Checking daily glucose is obviously a critical step in optimizing diabetes care, especially since he takes insulin and is statistically at higher risk for hospitalization due to low blood sugar (low glucose or hypoglycemia). Nursing homes often have diabetes care protocols, but they vary by institution. Further, physician's orders for the frequency of glucose monitoring would trump any facility protocol.

Many long-term care residents have multiple medical problems with diabetes taking side stage. If hypoglycemia has not been an issue, and his 3-month glucose average (A1C blood test) has been close to 7%, the physician may think occasional monitoring will provide enough information and keep your father-in-law safe.

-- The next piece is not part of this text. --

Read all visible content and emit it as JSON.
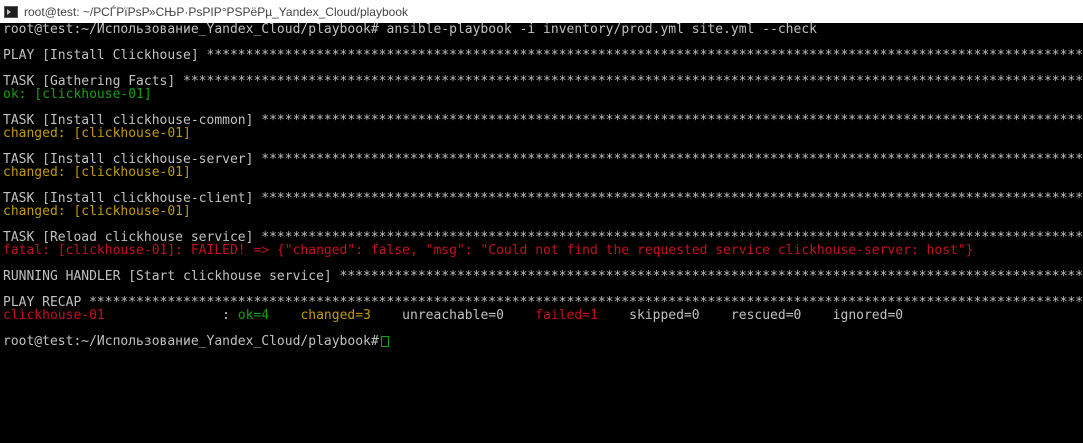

What can you do? Discuss your concerns again with the physician and ask why daily monitoring is out of the question. You may also speak to the director of nursing at the facility or contact your local Long-Term Care Ombudsman Resource Center (call 202-332-2275 or check to find one in your area). Ombudsmen advocate for residents rights and quality care. And if not satisfied with the care provided, it is within his right to find someone else who is willing to step up his diabetes plan of care.